What you need to do: Look through the entries below and report every line that has "nicht".

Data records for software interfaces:
━━━━
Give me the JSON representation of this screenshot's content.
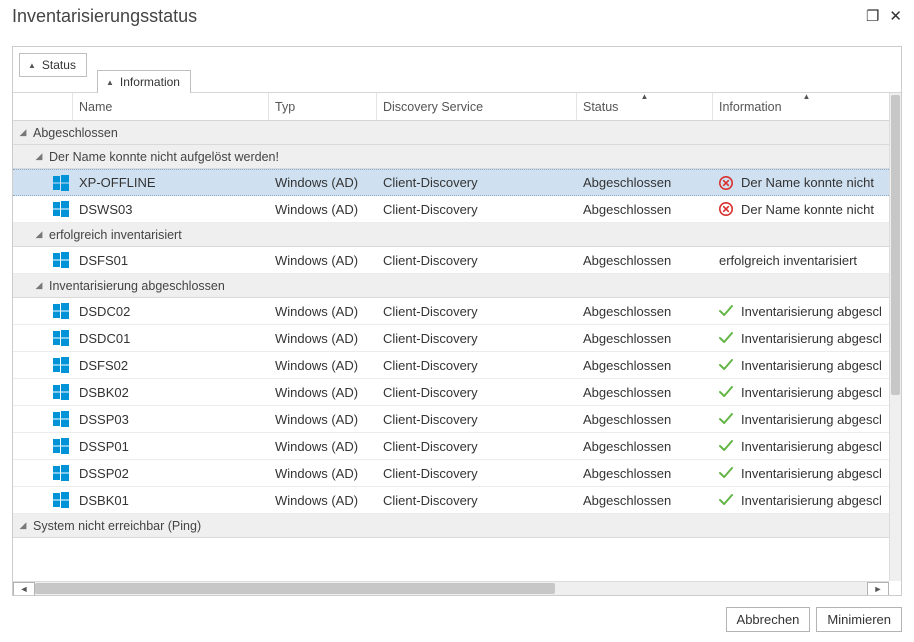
{
  "title": "Inventarisierungsstatus",
  "group_tabs": {
    "status": "Status",
    "information": "Information"
  },
  "columns": {
    "name": "Name",
    "typ": "Typ",
    "discovery": "Discovery Service",
    "status": "Status",
    "information": "Information"
  },
  "groups_top": {
    "abgeschlossen": "Abgeschlossen",
    "system_unreachable": "System nicht erreichbar (Ping)"
  },
  "subgroups": {
    "name_not_resolved": "Der Name konnte nicht aufgelöst werden!",
    "success": "erfolgreich inventarisiert",
    "inv_done": "Inventarisierung abgeschlossen"
  },
  "info_text": {
    "name_not_resolved": "Der Name konnte nicht ",
    "success": "erfolgreich inventarisiert",
    "inv_done": "Inventarisierung abgescl"
  },
  "typ_value": "Windows (AD)",
  "discovery_value": "Client-Discovery",
  "status_value": "Abgeschlossen",
  "rows": {
    "g1": [
      {
        "name": "XP-OFFLINE",
        "selected": true
      },
      {
        "name": "DSWS03"
      }
    ],
    "g2": [
      {
        "name": "DSFS01"
      }
    ],
    "g3": [
      {
        "name": "DSDC02"
      },
      {
        "name": "DSDC01"
      },
      {
        "name": "DSFS02"
      },
      {
        "name": "DSBK02"
      },
      {
        "name": "DSSP03"
      },
      {
        "name": "DSSP01"
      },
      {
        "name": "DSSP02"
      },
      {
        "name": "DSBK01"
      }
    ]
  },
  "buttons": {
    "cancel": "Abbrechen",
    "minimize": "Minimieren"
  },
  "colors": {
    "accent": "#0093d8",
    "error": "#d9302e",
    "ok": "#63b646"
  }
}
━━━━
Expected output:
    "system_unreachable": "System nicht erreichbar (Ping)"
    "name_not_resolved": "Der Name konnte nicht aufgelöst werden!",
    "name_not_resolved": "Der Name konnte nicht ",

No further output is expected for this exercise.